■ Website and app data records
::::::

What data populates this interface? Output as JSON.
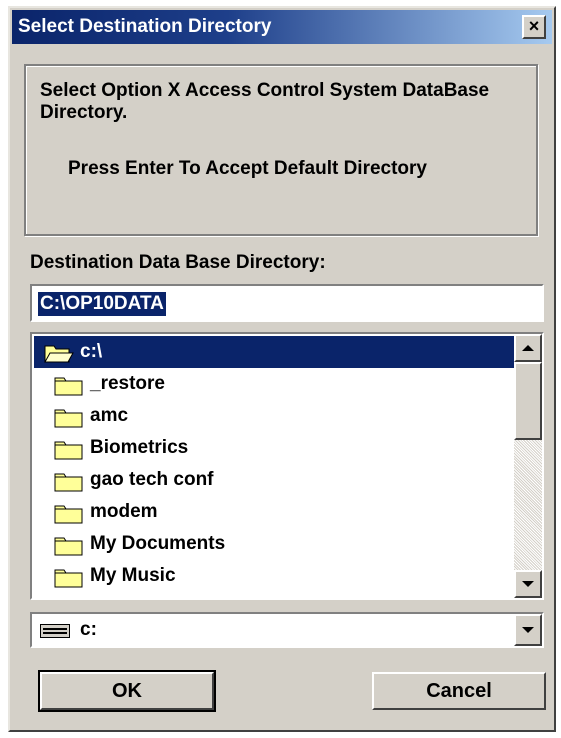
{
  "window": {
    "title": "Select Destination Directory",
    "close_label": "×"
  },
  "message": {
    "line1": "Select Option X Access Control System DataBase Directory.",
    "line2": "Press Enter To Accept Default Directory"
  },
  "destination": {
    "label": "Destination Data Base Directory:",
    "value": "C:\\OP10DATA"
  },
  "folder_list": {
    "items": [
      {
        "label": "c:\\",
        "icon": "open-folder-icon",
        "selected": true
      },
      {
        "label": "_restore",
        "icon": "folder-icon"
      },
      {
        "label": "amc",
        "icon": "folder-icon"
      },
      {
        "label": "Biometrics",
        "icon": "folder-icon"
      },
      {
        "label": "gao tech conf",
        "icon": "folder-icon"
      },
      {
        "label": "modem",
        "icon": "folder-icon"
      },
      {
        "label": "My Documents",
        "icon": "folder-icon"
      },
      {
        "label": "My Music",
        "icon": "folder-icon"
      }
    ]
  },
  "drive": {
    "value": "c:",
    "icon": "drive-icon"
  },
  "buttons": {
    "ok": "OK",
    "cancel": "Cancel"
  },
  "colors": {
    "selection": "#0a246a",
    "face": "#d4d0c8",
    "folder": "#ffff99"
  }
}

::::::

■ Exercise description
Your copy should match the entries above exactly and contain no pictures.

■ Finished task
What data populates this interface? Output as JSON.
{
  "window": {
    "title": "Select Destination Directory",
    "close_label": "×"
  },
  "message": {
    "line1": "Select Option X Access Control System DataBase Directory.",
    "line2": "Press Enter To Accept Default Directory"
  },
  "destination": {
    "label": "Destination Data Base Directory:",
    "value": "C:\\OP10DATA"
  },
  "folder_list": {
    "items": [
      {
        "label": "c:\\",
        "icon": "open-folder-icon",
        "selected": true
      },
      {
        "label": "_restore",
        "icon": "folder-icon"
      },
      {
        "label": "amc",
        "icon": "folder-icon"
      },
      {
        "label": "Biometrics",
        "icon": "folder-icon"
      },
      {
        "label": "gao tech conf",
        "icon": "folder-icon"
      },
      {
        "label": "modem",
        "icon": "folder-icon"
      },
      {
        "label": "My Documents",
        "icon": "folder-icon"
      },
      {
        "label": "My Music",
        "icon": "folder-icon"
      }
    ]
  },
  "drive": {
    "value": "c:",
    "icon": "drive-icon"
  },
  "buttons": {
    "ok": "OK",
    "cancel": "Cancel"
  },
  "colors": {
    "selection": "#0a246a",
    "face": "#d4d0c8",
    "folder": "#ffff99"
  }
}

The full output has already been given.